## Exercise aim
Go through the records line by line and work out how many lines hold the word "Internet". Answer with the number only.

## Records supplied
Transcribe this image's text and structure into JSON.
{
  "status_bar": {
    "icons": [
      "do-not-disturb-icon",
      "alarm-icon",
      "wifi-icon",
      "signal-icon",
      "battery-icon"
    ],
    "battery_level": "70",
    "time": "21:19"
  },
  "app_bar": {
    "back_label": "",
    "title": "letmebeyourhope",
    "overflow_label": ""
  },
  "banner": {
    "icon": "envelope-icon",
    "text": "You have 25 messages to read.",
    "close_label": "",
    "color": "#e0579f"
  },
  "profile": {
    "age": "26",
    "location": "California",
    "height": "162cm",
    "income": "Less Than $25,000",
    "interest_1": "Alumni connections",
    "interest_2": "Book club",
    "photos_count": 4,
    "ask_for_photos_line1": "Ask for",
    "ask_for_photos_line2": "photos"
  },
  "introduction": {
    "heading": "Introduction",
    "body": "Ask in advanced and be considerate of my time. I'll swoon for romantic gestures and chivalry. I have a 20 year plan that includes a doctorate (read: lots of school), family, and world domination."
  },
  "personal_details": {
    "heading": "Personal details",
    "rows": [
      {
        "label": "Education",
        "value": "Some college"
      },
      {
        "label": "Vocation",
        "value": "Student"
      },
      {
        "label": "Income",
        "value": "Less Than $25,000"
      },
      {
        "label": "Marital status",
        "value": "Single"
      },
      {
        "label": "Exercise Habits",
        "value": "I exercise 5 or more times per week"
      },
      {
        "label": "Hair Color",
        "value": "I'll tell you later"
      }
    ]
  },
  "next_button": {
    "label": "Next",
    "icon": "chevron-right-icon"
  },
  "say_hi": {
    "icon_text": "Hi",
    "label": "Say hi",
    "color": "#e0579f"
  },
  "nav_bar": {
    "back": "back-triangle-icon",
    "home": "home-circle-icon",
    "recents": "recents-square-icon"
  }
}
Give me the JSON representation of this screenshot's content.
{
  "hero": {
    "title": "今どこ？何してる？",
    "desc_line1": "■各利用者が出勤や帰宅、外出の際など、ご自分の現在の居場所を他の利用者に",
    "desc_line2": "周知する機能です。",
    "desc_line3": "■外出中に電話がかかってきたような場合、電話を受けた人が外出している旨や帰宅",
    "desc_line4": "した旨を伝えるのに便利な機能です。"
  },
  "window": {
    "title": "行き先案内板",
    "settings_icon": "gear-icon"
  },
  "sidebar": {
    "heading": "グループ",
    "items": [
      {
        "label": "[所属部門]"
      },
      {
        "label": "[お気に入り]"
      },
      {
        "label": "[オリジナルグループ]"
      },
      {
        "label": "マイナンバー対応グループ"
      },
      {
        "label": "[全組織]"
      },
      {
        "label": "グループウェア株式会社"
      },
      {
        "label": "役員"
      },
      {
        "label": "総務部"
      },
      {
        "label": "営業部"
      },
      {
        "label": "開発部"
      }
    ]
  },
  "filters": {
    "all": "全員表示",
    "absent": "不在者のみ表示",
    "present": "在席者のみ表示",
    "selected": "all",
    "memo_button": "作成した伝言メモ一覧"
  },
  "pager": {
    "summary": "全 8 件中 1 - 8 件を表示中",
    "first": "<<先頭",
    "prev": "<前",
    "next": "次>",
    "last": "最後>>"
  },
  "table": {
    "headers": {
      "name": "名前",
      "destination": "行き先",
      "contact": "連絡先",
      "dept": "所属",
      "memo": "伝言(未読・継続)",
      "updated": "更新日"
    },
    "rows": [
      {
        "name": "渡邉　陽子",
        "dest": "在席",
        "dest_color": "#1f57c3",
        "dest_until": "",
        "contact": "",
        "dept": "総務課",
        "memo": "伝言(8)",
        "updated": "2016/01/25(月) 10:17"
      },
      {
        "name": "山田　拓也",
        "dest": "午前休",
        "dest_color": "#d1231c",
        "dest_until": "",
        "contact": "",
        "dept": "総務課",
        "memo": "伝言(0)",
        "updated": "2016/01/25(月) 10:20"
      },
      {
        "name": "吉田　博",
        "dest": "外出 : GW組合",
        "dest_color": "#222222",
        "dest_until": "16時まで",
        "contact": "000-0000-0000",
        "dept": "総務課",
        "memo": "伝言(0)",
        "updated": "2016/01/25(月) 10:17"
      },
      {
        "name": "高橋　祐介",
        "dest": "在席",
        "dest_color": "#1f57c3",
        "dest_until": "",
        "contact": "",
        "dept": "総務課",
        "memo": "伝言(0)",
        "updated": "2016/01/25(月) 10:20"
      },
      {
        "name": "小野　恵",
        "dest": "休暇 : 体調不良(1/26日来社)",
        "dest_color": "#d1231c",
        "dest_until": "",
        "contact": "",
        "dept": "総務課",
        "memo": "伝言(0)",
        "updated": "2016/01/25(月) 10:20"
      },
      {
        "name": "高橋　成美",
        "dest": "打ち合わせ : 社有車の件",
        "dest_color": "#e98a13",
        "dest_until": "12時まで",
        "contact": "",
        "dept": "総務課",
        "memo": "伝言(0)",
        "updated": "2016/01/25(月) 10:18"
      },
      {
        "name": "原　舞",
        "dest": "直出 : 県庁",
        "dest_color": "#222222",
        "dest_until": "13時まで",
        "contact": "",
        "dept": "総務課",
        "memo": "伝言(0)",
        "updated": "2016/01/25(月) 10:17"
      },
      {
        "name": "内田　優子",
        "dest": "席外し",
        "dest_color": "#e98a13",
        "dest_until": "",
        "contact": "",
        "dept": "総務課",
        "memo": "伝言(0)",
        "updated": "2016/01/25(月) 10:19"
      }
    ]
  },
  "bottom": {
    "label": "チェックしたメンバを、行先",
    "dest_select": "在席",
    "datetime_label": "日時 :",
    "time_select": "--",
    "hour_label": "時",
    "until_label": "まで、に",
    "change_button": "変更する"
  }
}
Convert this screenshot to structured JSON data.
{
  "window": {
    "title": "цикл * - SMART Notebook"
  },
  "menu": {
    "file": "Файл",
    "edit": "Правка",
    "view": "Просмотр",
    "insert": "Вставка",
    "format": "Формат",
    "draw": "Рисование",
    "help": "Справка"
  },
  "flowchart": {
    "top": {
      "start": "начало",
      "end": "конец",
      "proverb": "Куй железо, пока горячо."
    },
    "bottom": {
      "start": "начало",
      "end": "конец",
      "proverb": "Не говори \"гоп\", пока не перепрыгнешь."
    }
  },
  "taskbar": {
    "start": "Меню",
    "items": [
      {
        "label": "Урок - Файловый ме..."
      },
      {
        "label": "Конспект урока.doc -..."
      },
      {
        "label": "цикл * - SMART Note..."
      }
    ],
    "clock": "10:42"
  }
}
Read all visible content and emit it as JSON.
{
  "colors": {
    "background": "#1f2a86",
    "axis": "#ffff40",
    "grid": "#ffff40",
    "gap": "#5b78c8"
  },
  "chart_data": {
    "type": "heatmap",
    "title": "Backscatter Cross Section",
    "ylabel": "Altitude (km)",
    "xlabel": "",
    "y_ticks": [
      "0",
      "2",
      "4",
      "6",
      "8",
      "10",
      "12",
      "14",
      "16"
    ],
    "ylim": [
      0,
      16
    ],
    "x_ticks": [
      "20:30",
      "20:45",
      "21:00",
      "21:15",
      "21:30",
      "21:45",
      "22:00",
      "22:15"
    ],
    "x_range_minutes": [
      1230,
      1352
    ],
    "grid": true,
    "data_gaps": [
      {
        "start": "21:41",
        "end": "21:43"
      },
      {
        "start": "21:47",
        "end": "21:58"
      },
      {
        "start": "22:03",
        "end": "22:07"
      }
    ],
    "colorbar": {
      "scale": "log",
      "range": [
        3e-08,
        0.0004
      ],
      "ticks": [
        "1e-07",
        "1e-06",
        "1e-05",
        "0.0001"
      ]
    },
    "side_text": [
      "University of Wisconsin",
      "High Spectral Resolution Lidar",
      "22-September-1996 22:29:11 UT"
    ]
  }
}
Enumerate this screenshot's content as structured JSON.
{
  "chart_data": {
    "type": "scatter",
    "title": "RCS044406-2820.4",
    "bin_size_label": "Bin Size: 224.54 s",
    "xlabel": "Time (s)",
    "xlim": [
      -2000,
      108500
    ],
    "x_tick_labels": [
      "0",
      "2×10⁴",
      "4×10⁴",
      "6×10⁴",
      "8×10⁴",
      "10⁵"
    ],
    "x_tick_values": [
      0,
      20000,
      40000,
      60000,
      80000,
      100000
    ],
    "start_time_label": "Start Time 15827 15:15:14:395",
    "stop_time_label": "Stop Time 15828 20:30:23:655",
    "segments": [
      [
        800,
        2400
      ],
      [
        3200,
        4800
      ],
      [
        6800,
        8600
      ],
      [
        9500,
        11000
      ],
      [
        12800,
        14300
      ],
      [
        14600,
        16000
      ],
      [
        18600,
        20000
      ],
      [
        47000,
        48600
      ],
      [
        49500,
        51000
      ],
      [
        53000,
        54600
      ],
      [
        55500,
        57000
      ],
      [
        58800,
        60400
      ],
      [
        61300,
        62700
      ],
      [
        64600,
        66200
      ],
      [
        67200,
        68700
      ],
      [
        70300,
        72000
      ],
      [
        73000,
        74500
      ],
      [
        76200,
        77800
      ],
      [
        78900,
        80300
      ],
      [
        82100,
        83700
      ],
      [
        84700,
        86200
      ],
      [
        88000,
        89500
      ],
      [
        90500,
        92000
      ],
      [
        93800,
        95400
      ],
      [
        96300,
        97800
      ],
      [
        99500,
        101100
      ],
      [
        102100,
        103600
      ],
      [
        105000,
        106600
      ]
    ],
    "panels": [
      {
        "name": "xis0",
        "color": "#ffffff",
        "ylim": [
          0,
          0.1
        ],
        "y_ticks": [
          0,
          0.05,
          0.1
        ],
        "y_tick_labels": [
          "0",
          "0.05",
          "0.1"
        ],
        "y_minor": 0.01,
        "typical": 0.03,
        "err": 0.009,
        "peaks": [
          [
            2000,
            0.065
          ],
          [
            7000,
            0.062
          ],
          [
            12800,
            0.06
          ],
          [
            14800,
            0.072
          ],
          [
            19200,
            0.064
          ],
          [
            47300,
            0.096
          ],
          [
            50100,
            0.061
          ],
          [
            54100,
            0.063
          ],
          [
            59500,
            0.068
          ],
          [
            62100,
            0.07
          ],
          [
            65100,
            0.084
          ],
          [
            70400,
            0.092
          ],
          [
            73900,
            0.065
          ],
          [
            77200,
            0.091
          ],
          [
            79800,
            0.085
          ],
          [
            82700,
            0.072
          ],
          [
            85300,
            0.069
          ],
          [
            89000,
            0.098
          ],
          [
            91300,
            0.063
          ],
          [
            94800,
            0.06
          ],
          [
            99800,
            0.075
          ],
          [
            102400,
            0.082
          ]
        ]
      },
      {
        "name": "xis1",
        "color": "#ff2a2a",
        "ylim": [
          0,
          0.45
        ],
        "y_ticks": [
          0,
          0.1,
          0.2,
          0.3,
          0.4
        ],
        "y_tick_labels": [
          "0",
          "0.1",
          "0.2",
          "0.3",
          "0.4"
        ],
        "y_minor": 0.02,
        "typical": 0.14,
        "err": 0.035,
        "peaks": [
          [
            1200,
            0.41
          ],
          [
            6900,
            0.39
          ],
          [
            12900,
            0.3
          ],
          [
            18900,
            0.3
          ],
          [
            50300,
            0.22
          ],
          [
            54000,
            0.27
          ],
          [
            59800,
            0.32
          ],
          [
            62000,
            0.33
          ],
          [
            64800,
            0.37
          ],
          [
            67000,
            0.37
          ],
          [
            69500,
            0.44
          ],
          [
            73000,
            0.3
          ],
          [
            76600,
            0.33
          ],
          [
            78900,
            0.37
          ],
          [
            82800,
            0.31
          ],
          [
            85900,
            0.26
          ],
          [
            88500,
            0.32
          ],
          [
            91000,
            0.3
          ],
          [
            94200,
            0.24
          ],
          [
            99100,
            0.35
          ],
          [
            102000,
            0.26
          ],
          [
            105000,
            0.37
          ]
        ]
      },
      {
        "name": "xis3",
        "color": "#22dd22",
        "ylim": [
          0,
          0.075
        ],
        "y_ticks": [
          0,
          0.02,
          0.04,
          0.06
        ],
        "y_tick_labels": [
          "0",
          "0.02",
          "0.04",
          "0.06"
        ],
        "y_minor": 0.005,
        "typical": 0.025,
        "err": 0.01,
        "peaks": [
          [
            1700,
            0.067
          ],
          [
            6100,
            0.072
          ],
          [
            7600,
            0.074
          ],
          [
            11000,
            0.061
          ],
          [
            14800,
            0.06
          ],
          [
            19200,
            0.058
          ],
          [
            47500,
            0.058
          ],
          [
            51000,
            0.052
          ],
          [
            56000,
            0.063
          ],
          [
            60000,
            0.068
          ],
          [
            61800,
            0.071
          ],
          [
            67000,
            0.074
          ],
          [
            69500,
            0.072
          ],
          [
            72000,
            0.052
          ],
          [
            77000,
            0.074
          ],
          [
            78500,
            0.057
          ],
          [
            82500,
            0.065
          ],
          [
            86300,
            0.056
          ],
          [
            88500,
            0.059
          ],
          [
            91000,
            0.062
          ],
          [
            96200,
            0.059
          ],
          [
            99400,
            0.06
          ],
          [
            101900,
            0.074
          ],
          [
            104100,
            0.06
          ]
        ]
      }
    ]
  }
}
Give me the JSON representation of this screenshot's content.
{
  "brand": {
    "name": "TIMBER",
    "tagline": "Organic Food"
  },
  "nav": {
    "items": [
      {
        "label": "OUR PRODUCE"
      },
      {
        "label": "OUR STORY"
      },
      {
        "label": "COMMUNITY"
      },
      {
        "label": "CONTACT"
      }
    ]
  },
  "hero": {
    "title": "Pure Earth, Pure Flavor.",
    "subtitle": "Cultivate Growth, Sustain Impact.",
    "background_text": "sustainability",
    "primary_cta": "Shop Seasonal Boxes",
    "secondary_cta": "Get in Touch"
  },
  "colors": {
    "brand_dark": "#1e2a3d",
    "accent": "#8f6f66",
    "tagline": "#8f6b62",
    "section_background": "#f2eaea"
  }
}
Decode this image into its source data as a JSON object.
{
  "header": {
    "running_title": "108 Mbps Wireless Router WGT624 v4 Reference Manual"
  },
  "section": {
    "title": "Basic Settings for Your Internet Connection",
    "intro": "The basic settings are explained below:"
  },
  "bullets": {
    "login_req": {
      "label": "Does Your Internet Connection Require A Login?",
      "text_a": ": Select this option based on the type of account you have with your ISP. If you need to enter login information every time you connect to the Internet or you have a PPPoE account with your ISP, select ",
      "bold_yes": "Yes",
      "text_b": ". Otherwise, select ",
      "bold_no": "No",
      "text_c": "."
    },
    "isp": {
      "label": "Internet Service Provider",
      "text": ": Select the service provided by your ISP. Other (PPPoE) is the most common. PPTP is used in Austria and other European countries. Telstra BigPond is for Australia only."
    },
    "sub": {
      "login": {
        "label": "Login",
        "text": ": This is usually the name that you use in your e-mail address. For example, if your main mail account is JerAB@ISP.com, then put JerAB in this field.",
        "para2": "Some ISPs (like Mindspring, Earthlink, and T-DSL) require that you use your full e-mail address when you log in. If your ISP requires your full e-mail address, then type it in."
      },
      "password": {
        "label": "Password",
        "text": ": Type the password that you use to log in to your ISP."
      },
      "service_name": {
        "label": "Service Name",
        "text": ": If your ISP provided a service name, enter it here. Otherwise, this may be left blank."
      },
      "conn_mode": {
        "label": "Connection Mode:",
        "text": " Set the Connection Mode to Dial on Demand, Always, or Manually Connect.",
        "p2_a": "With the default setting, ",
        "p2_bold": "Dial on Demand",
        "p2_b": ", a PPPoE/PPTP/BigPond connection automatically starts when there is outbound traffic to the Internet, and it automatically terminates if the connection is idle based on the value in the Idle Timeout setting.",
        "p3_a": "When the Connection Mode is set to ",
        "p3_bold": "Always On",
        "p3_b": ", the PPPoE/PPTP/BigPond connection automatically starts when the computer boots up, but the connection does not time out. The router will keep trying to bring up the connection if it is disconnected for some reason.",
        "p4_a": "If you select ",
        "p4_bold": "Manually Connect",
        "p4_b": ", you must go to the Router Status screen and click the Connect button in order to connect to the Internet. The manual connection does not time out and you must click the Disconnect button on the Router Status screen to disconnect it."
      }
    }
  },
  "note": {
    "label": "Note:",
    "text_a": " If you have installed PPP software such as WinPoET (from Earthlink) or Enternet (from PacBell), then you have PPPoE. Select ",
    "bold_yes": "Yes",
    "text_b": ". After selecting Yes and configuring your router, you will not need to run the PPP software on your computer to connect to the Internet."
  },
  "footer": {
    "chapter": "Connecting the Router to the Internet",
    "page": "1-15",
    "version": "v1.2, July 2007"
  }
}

## Written solution
8